A second webinar will not be held for competition 2. Generic guidance is provided below based on letters of intent submitted to the program in December.

The RISA program, which supports the development of knowledge, expertise, and abilities of decision makers to plan and prepare for climate variability and change, is seeking applications for two competitions in FY21: 1) a competition for regional RISA teams in nine U.S. regions, and 2) a competition for collaborative planning activities in the Southeast and U.S. Caribbean. Prior to submitting applications, investigators are highly encouraged to learn more about the RISA program and review the material in the Notice of Funding Opportunity, the Program Information Sheet, and what is provided below. Specific questions should be submitted to


Webinar details:
RISA 2021 Funding Opportunity - Competition 1, Part A

View Recording:

RISA 2021 Funding Opportunity - Competition 1, Part B

When: Tuesday, January 12, 2021 at 3:00 PM ET / 12:00 PM PT.
Note: Part B will cover topics most relevant for the full application phase.

RISA 2021 Funding Opportunity - Competition 2

View Recording:

Competition 2 Guidance following submission of letters of intent:
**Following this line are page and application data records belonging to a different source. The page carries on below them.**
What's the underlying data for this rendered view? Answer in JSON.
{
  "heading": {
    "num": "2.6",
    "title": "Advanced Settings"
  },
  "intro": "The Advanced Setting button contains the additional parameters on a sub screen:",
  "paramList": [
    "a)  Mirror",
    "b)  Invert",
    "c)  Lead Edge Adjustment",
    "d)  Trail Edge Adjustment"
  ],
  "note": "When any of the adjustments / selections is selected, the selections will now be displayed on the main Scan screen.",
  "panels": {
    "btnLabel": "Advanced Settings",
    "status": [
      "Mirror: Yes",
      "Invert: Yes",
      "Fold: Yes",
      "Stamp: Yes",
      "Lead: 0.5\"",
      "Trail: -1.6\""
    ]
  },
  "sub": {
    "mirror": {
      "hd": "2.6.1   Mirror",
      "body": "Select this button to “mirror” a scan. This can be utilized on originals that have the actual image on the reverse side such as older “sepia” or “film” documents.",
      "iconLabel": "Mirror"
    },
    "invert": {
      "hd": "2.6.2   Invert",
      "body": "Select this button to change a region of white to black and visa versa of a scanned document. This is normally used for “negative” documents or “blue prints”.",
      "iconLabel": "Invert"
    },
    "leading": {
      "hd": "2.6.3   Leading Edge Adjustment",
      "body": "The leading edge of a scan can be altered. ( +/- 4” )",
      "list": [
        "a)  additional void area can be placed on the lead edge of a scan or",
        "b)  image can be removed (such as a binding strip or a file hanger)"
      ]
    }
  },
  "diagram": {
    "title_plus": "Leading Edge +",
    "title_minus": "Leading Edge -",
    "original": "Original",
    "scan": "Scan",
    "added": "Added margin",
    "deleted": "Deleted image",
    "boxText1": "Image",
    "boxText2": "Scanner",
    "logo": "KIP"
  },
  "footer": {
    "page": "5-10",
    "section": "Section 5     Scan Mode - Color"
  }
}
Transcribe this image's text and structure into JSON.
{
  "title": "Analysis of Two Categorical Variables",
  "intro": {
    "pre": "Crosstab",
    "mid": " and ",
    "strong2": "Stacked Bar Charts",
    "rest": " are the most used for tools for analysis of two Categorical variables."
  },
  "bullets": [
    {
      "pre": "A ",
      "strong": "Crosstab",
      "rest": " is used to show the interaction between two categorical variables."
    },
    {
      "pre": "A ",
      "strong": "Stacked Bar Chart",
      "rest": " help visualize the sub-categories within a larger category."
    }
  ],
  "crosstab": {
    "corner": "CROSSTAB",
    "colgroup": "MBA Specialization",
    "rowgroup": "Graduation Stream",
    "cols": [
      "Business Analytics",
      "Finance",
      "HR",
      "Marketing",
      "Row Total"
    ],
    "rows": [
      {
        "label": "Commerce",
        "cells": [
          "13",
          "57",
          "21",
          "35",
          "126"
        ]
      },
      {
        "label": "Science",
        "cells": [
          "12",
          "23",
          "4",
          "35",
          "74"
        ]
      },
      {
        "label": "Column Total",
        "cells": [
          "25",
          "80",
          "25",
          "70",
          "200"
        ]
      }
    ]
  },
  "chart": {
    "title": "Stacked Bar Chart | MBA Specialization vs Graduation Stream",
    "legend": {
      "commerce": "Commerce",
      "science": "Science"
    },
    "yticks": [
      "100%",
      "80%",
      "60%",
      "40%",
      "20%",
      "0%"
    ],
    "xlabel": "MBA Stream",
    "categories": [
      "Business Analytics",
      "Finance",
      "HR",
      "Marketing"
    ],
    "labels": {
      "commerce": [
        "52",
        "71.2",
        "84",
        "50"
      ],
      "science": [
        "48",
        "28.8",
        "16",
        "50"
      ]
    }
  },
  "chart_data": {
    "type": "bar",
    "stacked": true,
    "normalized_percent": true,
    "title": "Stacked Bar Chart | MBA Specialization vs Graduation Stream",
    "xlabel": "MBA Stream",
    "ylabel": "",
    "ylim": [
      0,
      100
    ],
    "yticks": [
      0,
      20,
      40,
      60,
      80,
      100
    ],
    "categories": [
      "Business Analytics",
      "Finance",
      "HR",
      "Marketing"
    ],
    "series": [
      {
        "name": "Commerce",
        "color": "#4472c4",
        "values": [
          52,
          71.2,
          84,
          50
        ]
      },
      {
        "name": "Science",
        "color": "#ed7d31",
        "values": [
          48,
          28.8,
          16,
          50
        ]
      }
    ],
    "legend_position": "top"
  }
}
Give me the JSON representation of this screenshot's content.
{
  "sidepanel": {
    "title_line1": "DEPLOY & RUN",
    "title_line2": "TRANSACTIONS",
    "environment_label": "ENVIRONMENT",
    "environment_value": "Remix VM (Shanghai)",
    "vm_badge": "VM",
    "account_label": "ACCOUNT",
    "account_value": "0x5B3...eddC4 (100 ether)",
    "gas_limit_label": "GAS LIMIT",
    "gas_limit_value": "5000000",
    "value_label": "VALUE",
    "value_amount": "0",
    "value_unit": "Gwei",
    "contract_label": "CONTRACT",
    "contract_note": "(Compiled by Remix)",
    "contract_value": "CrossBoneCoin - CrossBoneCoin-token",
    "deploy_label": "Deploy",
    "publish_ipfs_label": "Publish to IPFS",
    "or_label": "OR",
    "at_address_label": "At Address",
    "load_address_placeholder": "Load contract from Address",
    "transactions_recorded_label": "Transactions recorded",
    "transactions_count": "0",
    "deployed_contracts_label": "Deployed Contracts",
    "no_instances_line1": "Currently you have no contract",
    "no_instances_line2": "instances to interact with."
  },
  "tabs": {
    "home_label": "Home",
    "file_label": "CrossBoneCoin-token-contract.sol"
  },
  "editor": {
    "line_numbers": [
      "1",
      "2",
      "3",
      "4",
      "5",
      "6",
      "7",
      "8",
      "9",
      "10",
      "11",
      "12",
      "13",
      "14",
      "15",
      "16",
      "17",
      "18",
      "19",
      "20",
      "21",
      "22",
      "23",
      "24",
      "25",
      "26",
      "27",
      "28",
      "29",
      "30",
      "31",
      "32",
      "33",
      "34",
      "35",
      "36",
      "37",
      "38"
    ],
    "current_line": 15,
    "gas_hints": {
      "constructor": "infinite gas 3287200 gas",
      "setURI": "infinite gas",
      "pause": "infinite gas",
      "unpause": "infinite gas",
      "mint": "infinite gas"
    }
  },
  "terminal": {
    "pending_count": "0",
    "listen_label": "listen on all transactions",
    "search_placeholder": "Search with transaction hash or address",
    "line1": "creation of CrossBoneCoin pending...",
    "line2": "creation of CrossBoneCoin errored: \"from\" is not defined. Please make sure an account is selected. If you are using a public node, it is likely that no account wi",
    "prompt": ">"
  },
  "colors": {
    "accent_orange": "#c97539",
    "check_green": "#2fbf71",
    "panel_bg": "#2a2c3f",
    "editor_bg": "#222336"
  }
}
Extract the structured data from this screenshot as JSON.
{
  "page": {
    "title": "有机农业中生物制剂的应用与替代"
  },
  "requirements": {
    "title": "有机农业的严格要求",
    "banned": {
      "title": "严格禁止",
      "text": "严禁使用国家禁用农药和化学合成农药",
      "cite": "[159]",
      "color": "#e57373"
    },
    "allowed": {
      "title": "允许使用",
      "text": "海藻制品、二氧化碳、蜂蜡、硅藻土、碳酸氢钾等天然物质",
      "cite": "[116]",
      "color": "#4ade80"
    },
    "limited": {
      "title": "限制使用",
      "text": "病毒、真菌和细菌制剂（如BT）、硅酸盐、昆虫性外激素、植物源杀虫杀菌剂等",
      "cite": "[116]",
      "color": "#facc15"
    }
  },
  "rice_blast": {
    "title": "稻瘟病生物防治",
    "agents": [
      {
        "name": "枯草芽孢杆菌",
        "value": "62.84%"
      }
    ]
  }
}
  • The project must focus on social & economic dimensions of climate variability and change. It is not sufficient to address a physical science issue that has social implications. The social/economic considerations must be the primary subject. 
  • To reflect RISA program objectives, proposals must be regionally relevant and utilize local expertise. The inclusion of experts and institutions based outside of the region must  be well justified. 
  • The proposals must show that new collaborative relationships between relevant and  locally based organizations or stakeholders will be formed as an outcome of the project. 
  • The goal of the competition is to cultivate new partnerships through engagement and to co-develop community-relevant research questions. While data collection might be part of the process, it should not be the primary goal.
  • Proposals must identify and articulate a clear topical scope for the project. 
  • When considering geographic scope, carefully read 1. Determining Geographic Scope on page 3-4 of the RISA Information Sheet. Proposals in this competition are most relevant when they address a geographic scope similar to a RISA team which indicates a scope larger than a sub-state metropolitan area or watershed within a single state. In the case of the U.S. Caribbean, unique cultural and geographic gaps may prevent the inclusion of both Puerto Rico and the U.S. Virgin Islands into a single project, however, the proposals should consider how they might be able to establish partnerships that could grow to cover both places. Projects spanning both the U.S. Caribbean and the Southeast are acceptable but need to be justified.
  • While it is appreciated that work in communities, such as those on the US Virgin Islands, inherently fulfill some justice, equity, diversity, and inclusion (JEDI) principles, proposals must  clearly explain  how JEDI principles will be integrated into the methodology, set of partners, or targeted stakeholders. 



1315 East-West Highway Suite 100
Silver Spring, MD 20910


Americans’ health, security and economic wellbeing are tied to climate and weather. Every day, we see communities grappling with environmental challenges due to unusual or extreme events related to climate and weather.